[Items from an interface collection]
::::::::
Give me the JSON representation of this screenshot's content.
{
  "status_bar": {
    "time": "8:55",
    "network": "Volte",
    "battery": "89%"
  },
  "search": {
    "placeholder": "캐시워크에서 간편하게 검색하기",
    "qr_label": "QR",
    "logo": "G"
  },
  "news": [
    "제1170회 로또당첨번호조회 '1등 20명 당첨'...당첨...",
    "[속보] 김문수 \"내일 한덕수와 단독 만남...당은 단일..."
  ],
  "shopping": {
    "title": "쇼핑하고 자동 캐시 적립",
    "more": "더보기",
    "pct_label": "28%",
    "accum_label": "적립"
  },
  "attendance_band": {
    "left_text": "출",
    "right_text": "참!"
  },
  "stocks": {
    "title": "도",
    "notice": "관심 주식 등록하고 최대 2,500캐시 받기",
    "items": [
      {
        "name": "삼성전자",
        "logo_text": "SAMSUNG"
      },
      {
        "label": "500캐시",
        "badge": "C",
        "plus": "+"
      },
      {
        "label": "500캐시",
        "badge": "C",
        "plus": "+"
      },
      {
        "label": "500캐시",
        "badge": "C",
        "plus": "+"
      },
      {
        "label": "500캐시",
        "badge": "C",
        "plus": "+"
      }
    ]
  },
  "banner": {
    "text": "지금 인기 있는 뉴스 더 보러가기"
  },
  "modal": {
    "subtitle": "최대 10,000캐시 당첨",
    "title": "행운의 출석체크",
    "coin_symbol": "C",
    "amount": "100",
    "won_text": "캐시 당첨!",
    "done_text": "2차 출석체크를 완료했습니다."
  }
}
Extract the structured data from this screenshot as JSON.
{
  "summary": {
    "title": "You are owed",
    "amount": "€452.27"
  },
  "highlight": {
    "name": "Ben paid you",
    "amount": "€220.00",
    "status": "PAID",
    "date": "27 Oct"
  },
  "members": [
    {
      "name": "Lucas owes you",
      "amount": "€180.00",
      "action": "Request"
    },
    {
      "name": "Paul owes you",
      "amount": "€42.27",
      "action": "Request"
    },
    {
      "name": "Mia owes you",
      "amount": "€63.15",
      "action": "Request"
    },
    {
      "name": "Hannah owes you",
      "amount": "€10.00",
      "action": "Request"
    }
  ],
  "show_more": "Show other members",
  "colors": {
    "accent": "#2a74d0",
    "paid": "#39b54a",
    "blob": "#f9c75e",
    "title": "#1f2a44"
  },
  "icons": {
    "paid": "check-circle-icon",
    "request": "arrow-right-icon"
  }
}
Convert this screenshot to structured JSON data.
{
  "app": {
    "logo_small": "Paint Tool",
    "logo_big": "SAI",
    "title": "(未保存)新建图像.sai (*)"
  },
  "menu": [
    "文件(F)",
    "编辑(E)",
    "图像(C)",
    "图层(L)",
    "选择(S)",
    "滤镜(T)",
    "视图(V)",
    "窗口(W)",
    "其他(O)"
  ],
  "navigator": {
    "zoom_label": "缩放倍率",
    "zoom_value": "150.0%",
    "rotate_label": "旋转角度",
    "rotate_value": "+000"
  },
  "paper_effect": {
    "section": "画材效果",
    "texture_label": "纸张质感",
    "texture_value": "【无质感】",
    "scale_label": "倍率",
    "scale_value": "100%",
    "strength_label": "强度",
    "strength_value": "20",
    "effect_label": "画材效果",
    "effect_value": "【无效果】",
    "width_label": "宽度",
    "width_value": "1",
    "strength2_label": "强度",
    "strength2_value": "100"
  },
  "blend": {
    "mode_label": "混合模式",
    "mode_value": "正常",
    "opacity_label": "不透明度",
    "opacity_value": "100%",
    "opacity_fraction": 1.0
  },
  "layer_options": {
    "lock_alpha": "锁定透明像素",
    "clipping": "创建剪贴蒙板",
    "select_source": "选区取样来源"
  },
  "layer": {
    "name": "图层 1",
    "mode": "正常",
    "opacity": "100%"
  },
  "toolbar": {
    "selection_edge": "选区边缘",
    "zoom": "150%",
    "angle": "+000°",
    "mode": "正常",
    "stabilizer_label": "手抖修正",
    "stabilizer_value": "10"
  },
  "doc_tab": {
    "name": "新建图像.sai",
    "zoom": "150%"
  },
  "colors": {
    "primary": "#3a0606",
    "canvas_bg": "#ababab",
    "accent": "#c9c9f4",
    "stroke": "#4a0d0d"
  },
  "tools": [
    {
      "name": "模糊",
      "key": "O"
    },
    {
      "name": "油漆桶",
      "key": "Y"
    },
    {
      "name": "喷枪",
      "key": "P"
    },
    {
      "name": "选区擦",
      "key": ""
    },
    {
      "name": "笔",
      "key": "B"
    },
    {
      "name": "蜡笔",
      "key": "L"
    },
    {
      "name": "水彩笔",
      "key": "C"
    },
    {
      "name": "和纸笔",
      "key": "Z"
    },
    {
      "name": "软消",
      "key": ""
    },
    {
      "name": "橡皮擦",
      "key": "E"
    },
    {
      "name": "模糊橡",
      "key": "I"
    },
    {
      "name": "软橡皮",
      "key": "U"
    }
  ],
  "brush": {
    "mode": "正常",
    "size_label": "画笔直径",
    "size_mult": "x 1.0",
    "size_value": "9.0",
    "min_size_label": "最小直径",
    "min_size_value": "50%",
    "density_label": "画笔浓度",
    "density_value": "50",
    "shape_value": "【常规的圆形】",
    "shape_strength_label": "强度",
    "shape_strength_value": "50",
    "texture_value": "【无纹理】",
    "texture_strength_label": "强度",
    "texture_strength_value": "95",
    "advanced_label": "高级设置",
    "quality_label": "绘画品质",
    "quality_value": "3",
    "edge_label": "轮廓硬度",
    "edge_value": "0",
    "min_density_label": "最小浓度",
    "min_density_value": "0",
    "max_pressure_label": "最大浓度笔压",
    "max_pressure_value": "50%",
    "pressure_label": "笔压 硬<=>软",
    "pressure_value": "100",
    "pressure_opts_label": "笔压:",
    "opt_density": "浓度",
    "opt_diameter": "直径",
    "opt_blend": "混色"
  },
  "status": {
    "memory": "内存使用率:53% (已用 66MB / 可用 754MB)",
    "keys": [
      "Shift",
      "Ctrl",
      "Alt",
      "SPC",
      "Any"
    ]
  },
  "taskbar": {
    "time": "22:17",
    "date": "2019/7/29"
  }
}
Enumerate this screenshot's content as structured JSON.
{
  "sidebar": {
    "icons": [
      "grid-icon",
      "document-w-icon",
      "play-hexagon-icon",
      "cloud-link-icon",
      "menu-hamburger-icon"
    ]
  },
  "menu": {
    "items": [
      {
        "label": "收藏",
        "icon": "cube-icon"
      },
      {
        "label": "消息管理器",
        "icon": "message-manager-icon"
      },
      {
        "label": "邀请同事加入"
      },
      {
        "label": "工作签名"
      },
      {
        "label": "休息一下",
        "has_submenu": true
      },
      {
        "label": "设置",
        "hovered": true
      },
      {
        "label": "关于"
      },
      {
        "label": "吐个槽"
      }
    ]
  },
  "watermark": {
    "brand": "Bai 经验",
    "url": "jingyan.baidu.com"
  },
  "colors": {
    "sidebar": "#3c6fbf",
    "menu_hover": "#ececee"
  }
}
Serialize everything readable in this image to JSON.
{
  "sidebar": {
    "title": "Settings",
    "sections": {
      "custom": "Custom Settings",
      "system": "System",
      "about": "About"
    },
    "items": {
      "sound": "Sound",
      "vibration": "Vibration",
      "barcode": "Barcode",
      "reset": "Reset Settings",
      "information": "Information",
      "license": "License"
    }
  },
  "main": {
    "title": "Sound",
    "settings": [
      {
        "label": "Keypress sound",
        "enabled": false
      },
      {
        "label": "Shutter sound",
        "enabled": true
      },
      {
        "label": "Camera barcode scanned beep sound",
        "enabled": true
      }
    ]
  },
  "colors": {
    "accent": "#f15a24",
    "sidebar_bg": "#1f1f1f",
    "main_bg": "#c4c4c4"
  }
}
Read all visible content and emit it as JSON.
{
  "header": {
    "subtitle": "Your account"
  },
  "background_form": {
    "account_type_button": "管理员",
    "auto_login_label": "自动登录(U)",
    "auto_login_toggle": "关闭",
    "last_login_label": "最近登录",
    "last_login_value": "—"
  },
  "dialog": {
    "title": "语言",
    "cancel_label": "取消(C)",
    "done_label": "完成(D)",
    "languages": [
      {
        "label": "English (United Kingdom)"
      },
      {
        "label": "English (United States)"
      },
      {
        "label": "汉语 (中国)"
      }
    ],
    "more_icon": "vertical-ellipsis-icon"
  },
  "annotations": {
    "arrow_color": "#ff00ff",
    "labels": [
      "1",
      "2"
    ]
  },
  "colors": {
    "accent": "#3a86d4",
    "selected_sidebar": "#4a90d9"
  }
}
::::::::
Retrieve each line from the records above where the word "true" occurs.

        "has_submenu": true
        "hovered": true
        "enabled": true
        "enabled": true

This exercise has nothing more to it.